Many young people in Iraq have never known peace and security. The 2003 Iraq war was followed by years of sectarian violence that erupted in heavy fighting between the Iraqi military and the Islamic State of Iraq (ISIS) in late 2013. Today, roughly 3 million Iraqis remain internally displaced due to ongoing conflicts, with more and more young people born into lives defined by violence and instability.
Nearly half (45%) of the global burden of disease for young people can be attributed to mental disorders. Yet their mental and emotional needs often go forgotten or ignored in the midst of crisis—leaving them debilitated by traumatic experiences during the most vulnerable time of their lives. In Iraq, there exists an acute shortage of mental health services to help those displaced by conflict cope with stress and uncertainty. International Medical Corps is working hard to fill this troubling gap, led largely by the efforts of Dr. Sarmad Yahia.
Born in Baghdad, Dr. Yahia spent several years after graduating from medical school working in various fields, including as a military doctor and serving in juvenile courts. He joined International Medical Corps about three years ago in the midst of the ISIS crisis, providing psychiatric treatments for refugees and internally displaced persons (IDPs) on the periphery of Baghdad. “Imagine how miserable they are,” he says of the IDPs. “Imagine living in a house with electricity and water, and—just like that—having to leave everything behind and live in a tent in the desert. What would your feeling be?”

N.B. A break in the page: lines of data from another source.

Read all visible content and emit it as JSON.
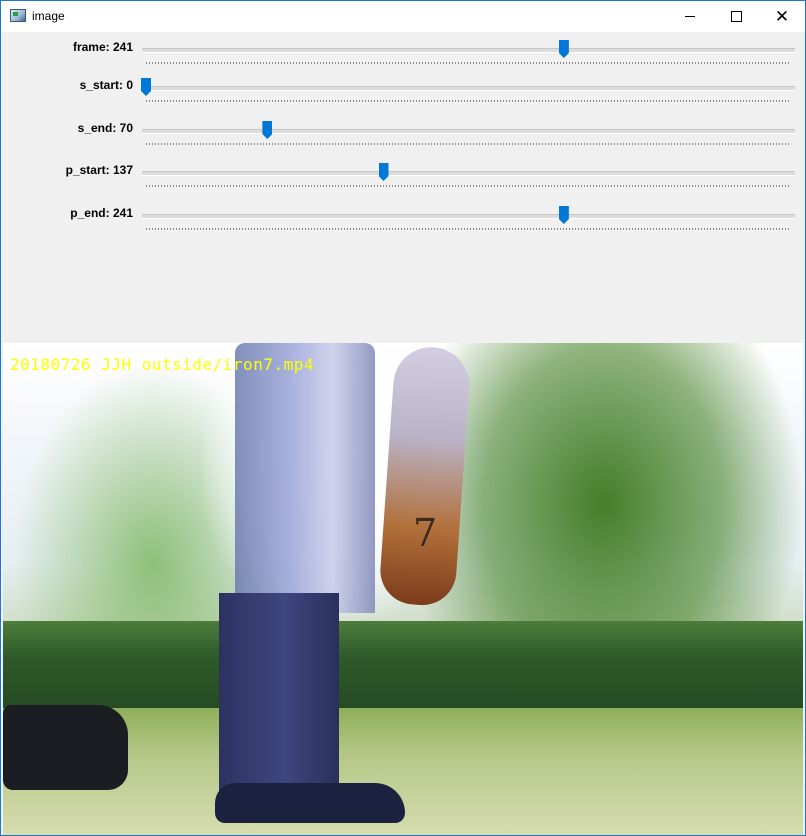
{
  "window": {
    "title": "image",
    "icon": "app-image-icon",
    "controls": {
      "minimize_icon": "minimize-icon",
      "maximize_icon": "maximize-icon",
      "close_icon": "close-icon",
      "close_glyph": "✕"
    }
  },
  "trackbars": [
    {
      "label": "frame: 241",
      "value": 241,
      "max": 372
    },
    {
      "label": "s_start: 0",
      "value": 0,
      "max": 372
    },
    {
      "label": "s_end: 70",
      "value": 70,
      "max": 372
    },
    {
      "label": "p_start: 137",
      "value": 137,
      "max": 372
    },
    {
      "label": "p_end: 241",
      "value": 241,
      "max": 372
    }
  ],
  "video": {
    "overlay_text": "20180726 JJH outside/iron7.mp4",
    "head_cover_number": "7"
  },
  "colors": {
    "accent": "#0078d7",
    "window_border": "#1e78c8",
    "overlay_text": "#ffff00"
  }
}
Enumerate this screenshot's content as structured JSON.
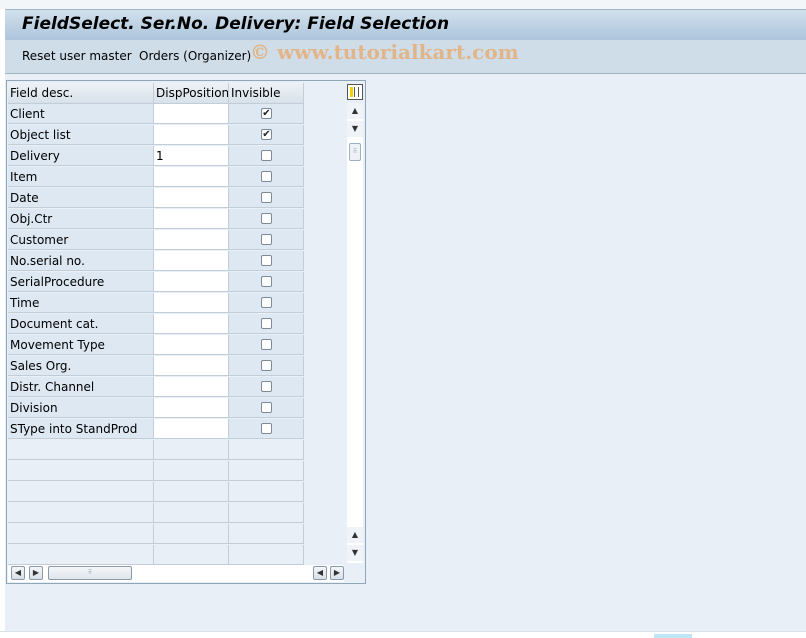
{
  "window": {
    "title": "FieldSelect. Ser.No. Delivery: Field Selection"
  },
  "toolbar": {
    "reset_label": "Reset user master",
    "orders_label": "Orders (Organizer)",
    "watermark": "© www.tutorialkart.com"
  },
  "table": {
    "columns": [
      "Field desc.",
      "DispPosition",
      "Invisible"
    ],
    "rows": [
      {
        "field": "Client",
        "position": "",
        "invisible": true
      },
      {
        "field": "Object list",
        "position": "",
        "invisible": true
      },
      {
        "field": "Delivery",
        "position": "1",
        "invisible": false
      },
      {
        "field": "Item",
        "position": "",
        "invisible": false
      },
      {
        "field": "Date",
        "position": "",
        "invisible": false
      },
      {
        "field": "Obj.Ctr",
        "position": "",
        "invisible": false
      },
      {
        "field": "Customer",
        "position": "",
        "invisible": false
      },
      {
        "field": "No.serial no.",
        "position": "",
        "invisible": false
      },
      {
        "field": "SerialProcedure",
        "position": "",
        "invisible": false
      },
      {
        "field": "Time",
        "position": "",
        "invisible": false
      },
      {
        "field": "Document cat.",
        "position": "",
        "invisible": false
      },
      {
        "field": "Movement Type",
        "position": "",
        "invisible": false
      },
      {
        "field": "Sales Org.",
        "position": "",
        "invisible": false
      },
      {
        "field": "Distr. Channel",
        "position": "",
        "invisible": false
      },
      {
        "field": "Division",
        "position": "",
        "invisible": false
      },
      {
        "field": "SType into StandProd",
        "position": "",
        "invisible": false
      }
    ],
    "empty_rows": 6,
    "check_glyph": "✔"
  },
  "icons": {
    "column_config": "column-configuration-icon",
    "scroll_up": "▲",
    "scroll_down": "▼",
    "scroll_left": "◀",
    "scroll_right": "▶",
    "grip": "⠿"
  }
}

International Medical Corps was one of the first international NGOs to work in the Salah ad Din region, to which IDPs fled because it was a “liberated” and a relatively safer area. For the last several years, he has been the only psychiatrist in the region, working with a team to provide integrated mental health services that include psychiatric consultations, case management and outreach through community health workers. “We are a group,” says Dr. Yahia. “I would not succeed without a case manager or outreach officer—I work with all of them.”
Dr. Yahia and his colleagues are able to provide continuous mental health training in Salah ad Din, thanks to what he attributes to a significant jump in psychiatric quality in the region. He has been asked by the local medical college to train fifth-year medical students, and the local government to continue to fill gaps in providing service. At the national level, International Medical Corps has been helping the Ministry of Health to develop and implement a countrywide mental health and psychosocial support services strategy. Says Dr. Yahia, “So many people have said to us: ‘If you were not here, we would die.’”
As Dr. Yahia sees firsthand every day, mental and emotional health are critical to the strength of individuals and communities—and lasting resilience comes from the inside out. With youth in particular, he and his colleagues are working against a ticking clock, as young people’s ability to grow into healthy adults depends on their mental health and wellbeing. In Iraq, a lost generation needs deep healing and a chance to build the future it deserves. It needs the support of many more like Dr. Yahia.
International Medical Corps was among the first international NGOs to establish lifesaving humanitarian programs in Iraq in the wake of the 2003 US-led invasion. We have been there ever since and have assisted those in need in all 18 of the country’s governorates. Since 2014, our efforts have focused on meeting the needs of Syrian refugees and conflict-affected Iraqis in northern and central Iraq who are threatened by ongoing violence and insecurity.